The Apollo Space Missions saw mankind land on the moon. In Greek mythology, Artemis is the goddess of the moon and Apollo’s twin sister. Therefore, it should come as no surprise that NASA’s latest lunar mission is Project Artemis. Picking up from where the Apollo Space Mission left off fifty years ago, NASA is looking to build a human lunar landing system that will send the next man (and the first woman!) to the moon by the year 2024. However, going back to the moon is not the end-goal of this mission. From the moon, the ambitious goal is to launch a human exploration mission to Mars by the 2030s. And to get the job done, Jeff Bezos’ Blue Origin is working with aviation companies Northrop Grumman and Lockheed Martin.
Flying to the Moon and Beyond
In the past, funding and technology were part of the reasons why moon missions had to be withdrawn. After the last Apollo Mission in 1972, there was a realignment of space exploration efforts to cover other projects. Fifty years hence, there is a renewed interest in going back to the moon. However, the project is looking at flying back to the moon in a wholly different manner. This time, sustainability and reusability are the focus of the architecture.
The project has various segments that support these two essential qualities. Why? Because a launch point on the moon is crucial in the success of future Mars exploration missions. If we are to explore the red planet down the road, we must learn to extract and harness resources along the way.
The Moon’s Necessary Resources for Mars and Deep Space Mission
- From the Kennedy Space Center in Florida, the Space Launch System (SLS) has the capacity and power to go beyond lower earth orbit and carry large payloads to the moon. For sustainability, the design of the Space Launch System is flexible and highly reusable.
- The SLS rocket will also launch the Orion Space Craft into the deep space. The role of Orion is crucial. Orion will carry the astronauts to the lunar orbit. The spacecraft will also serve as the module that will serve as the mission’s life support system and orbital outpost.
- The Orion will not land on the surface of the moon but dock on the Gateway. The Gateway is the lunar outpost that will be deployed in the lunar orbit. From the Gateway, the crew will disembark and land on the south pole of the moon using the Blue Moon Lunar Lander.
- The Blue Moon Lunar Lander has a state-of-the-art facility that will enable the mission to have a soft and precise landing and refuel using the water ice on the surface of the moon.
- There is also the refurbishing of the spacesuit. The Artemis Modern Spacesuit has an advanced exploration extravehicular mobility unit or xEMU. With new functionalities, the design of the Artemis spacesuit is for flexibility, safety, better mobility, and communications.
A Closer look at the Blue Moon Lunar Lander

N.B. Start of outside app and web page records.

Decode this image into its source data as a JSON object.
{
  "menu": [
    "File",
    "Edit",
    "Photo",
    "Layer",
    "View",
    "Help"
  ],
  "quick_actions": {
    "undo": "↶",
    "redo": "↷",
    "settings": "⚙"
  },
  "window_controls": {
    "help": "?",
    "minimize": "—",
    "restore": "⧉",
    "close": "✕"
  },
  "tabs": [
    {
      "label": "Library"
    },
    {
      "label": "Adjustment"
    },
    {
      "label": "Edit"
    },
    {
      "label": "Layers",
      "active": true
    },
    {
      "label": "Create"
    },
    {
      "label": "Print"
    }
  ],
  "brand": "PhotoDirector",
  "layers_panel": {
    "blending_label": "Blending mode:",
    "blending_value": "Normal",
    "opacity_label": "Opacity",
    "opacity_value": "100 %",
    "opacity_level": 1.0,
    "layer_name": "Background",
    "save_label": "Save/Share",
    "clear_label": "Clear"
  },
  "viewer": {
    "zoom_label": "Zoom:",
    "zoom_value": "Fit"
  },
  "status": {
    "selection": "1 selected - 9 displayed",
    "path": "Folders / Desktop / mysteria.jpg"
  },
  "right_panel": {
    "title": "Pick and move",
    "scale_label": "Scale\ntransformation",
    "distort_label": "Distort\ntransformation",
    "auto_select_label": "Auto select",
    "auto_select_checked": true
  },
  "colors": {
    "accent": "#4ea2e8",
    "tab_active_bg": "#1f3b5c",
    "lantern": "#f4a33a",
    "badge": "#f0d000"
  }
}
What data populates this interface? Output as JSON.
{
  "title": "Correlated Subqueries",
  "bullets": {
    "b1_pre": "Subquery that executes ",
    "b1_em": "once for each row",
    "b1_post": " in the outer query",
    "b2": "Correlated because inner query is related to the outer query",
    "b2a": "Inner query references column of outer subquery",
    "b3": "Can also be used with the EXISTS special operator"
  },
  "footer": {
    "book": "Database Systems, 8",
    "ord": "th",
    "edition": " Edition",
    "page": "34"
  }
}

Blue Origin has been working on the Blue Moon Lunar Lander for the last three years. So, when NASA turned to the industry for help, Blue Origin was ready to step up to the challenge. Precise, large, and equipped with the latest technology, the Blue Moon Lunar Lander is aspirational. Unveiling the project before a select audience mid-2019, Jeff Bezos shared some of the critical features of the Blue Moon Lunar Lander.
The Blue Moon Lunar Lander can land 3.6 metric tons on the lunar surface and built with a flexible deck. The design and structure of the deck can accommodate various forms of payload. It also has davits to deploy four payloads simultaneously upon landing.
When it comes to navigation, data gathering, and sending signals back to the home base, the Blue Moon Lunar Lander is also not lacking. It has a star tracker, optical communication system, X-Band 410 Megabit Radio, flash LIDAR, and comprehensive map of the lunar surface.
Its high-performance, high-thrust, and high-throttle BE-7 engine uses liquid hydrogen and burns for seven long minutes for the descent. For refueling, the lander can extract hydrogen from lunar water ice. They are thus making repeated trips to the moon and vice versa, attainable. And since it uses hydrogen fuel cells, the Blue Moon Lunar Lander is not dependent on solar energy. Thus, it can survive the dark and long lunar nights.
Tapping on Entrepreneurial Dynamism for Space Exploration
Blue Origin CEO Jeff Bezos expresses his fervent interest in the project. He further shares that, “Blue Origin will be the prime contractor. Lockheed Martin is building the ascent stage. Northrop Grumman is building the transfer element, and Draper is doing the GNC… Blue Origin, in addition to being the prime, is building the descent element.” The truth is, with a mission as grand as Artemis, entrepreneurial dynamism is necessary. The project can use all the help it can get both from the government and the private sector.
Indeed, the project aims to achieve remarkable feats for humanity. From the ground systems, to launch, docking into the lunar outpost to the deployment of the Blue Moon Lunar Lander, the technology and scope involved, the goal to better understand our planet and our universe is starting to unfold.